  • all ref/out parameters should be independent on T;
  • all input parameters should be covariant on T (or independent on T);
  • all return values should be contravariant on T (or independent on T).

As T is always covariant on itself, the usual version of the third restriction is just a particular case of full rules.

Following is simple example that shows how it works. Let’s declare two types that are co- and contravariant on T.

interface ICovariant<out T> { }

interface IContravariant<in T> { }

Using power of full rules :) following delegates will work perfectly as covariant and contravariant:

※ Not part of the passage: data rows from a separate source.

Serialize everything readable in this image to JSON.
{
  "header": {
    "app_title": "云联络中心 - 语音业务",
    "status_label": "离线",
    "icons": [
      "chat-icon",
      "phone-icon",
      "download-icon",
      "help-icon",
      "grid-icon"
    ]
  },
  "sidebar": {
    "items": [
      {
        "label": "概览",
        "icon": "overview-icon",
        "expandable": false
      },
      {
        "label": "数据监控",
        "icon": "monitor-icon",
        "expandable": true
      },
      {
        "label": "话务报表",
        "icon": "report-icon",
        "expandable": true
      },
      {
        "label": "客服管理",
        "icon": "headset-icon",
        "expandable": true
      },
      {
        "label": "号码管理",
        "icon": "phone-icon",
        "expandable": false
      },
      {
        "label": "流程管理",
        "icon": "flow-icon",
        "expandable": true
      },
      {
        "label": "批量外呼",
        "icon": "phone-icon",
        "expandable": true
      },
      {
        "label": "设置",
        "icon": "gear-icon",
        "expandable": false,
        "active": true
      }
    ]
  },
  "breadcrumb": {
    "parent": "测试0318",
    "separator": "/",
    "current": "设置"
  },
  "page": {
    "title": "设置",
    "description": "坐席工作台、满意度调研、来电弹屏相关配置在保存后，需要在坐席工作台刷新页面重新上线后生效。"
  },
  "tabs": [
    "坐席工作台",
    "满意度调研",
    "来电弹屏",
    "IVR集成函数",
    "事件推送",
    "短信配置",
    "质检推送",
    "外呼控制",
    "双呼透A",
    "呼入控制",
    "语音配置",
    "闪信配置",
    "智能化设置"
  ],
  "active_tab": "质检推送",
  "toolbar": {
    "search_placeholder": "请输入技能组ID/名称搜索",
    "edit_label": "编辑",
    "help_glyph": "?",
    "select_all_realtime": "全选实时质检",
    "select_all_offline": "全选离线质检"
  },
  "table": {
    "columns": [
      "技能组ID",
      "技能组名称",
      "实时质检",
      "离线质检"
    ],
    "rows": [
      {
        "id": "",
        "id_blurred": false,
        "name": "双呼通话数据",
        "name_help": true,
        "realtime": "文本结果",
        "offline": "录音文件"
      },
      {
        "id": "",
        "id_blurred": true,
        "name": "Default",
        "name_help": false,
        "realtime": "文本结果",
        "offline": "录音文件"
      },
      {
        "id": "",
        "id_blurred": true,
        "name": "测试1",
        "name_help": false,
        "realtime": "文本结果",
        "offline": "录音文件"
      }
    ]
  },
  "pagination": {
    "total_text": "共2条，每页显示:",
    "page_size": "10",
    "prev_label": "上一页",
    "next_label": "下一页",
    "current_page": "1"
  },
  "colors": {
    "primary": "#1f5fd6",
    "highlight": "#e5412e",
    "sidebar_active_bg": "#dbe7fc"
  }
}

delegate ICovariant<T> CovariantHandler<out T>(IContravariant<T> x);

delegate IContravariant<T> ContravariantHandler<in T>(ICovariant<T> x);

Conclusion

I must appreciate that development of sophisticated program architecture is going to be a bit easier having covariant generic collections (not only ConvertAll method). Sure it is an opened question how to put elements into such collection correctly, because generic type cannot be used for input if we wonna to have it for covariance. However, interfaces have a large range of usage, and covariance is a good new feature for them.

But, talking about delegates, new abilities, as for me, is not a big breakthrough. That is because in some cases covariance and contravariance are already supported by previous versions of C#, and in other cases we can use anonymous delegates to emulate them.

Also I recommend to investigate hidden problems that may probably occur after enabling co- or contravariance for a widely used type. As a start point Eric Lippert’s article Breaking Changes can be used.

P.S. Covariance and contravariance are supported by IL since very 2.0 version of .NET Framework. We can think of this in two ways - great abilities of IL or limitations of C# :)

P.P.S. Thanks to Andrew Bezzub for his comments on this article during it’s creation :)

.NET , , ,

  1. Max
    April 14th, 2009 at 12:21 | #1

    Good job

  2. April 14th, 2009 at 18:52 | #2

    Thanks, Max :) I’ve tried to cover this article as deep as possible.

  3. XJ
    December 18th, 2009 at 02:52 | #3

    Good article.

  4. January 11th, 2010 at 02:40 | #4

    Thanks for very good examples. I will use some of these on my next session about .NET Framework 4.0 and languages.

  1. No trackbacks yet.